#### Supplied records:
════════════════════
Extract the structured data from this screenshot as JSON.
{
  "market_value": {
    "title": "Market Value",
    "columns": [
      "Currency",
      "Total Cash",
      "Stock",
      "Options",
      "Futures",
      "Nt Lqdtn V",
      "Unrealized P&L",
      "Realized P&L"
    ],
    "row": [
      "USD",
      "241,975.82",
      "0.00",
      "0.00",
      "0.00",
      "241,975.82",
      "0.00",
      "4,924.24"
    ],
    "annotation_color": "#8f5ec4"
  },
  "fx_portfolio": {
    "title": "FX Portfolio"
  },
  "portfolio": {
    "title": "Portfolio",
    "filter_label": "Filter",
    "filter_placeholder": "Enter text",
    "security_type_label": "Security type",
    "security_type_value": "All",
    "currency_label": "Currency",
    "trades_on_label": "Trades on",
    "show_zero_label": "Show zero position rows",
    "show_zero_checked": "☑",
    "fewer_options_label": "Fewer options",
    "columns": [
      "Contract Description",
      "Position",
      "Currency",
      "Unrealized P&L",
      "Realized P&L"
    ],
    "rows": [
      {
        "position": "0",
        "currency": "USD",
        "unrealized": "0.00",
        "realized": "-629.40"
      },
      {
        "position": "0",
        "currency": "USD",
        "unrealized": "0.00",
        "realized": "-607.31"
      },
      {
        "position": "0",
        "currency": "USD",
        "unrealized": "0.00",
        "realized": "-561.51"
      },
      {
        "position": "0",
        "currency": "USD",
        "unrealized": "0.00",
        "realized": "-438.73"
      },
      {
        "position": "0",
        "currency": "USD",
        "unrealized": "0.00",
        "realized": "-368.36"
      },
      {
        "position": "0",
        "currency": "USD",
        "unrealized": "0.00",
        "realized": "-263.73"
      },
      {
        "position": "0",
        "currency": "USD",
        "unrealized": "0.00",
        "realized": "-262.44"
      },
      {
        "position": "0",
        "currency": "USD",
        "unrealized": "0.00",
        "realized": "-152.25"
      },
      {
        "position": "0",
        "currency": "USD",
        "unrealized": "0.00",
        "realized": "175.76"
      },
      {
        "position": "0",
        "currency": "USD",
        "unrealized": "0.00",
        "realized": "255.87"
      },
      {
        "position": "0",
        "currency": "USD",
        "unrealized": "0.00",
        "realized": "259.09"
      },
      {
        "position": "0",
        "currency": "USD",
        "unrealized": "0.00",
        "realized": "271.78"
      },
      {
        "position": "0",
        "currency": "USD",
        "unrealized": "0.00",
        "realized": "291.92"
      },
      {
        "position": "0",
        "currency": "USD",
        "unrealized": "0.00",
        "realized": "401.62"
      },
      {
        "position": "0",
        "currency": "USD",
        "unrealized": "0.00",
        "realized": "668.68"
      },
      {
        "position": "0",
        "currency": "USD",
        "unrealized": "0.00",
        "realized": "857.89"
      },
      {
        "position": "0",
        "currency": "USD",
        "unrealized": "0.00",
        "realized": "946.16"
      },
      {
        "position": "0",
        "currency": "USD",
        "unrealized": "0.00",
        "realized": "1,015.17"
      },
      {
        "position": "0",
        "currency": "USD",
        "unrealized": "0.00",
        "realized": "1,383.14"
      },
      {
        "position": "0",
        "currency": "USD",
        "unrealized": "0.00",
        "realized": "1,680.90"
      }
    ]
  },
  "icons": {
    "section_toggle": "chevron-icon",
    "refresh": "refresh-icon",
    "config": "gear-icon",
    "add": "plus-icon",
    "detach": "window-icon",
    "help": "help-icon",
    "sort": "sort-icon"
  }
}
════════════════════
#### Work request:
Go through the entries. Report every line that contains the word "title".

#### Expected answer:
    "title": "Market Value",
    "title": "FX Portfolio"
    "title": "Portfolio",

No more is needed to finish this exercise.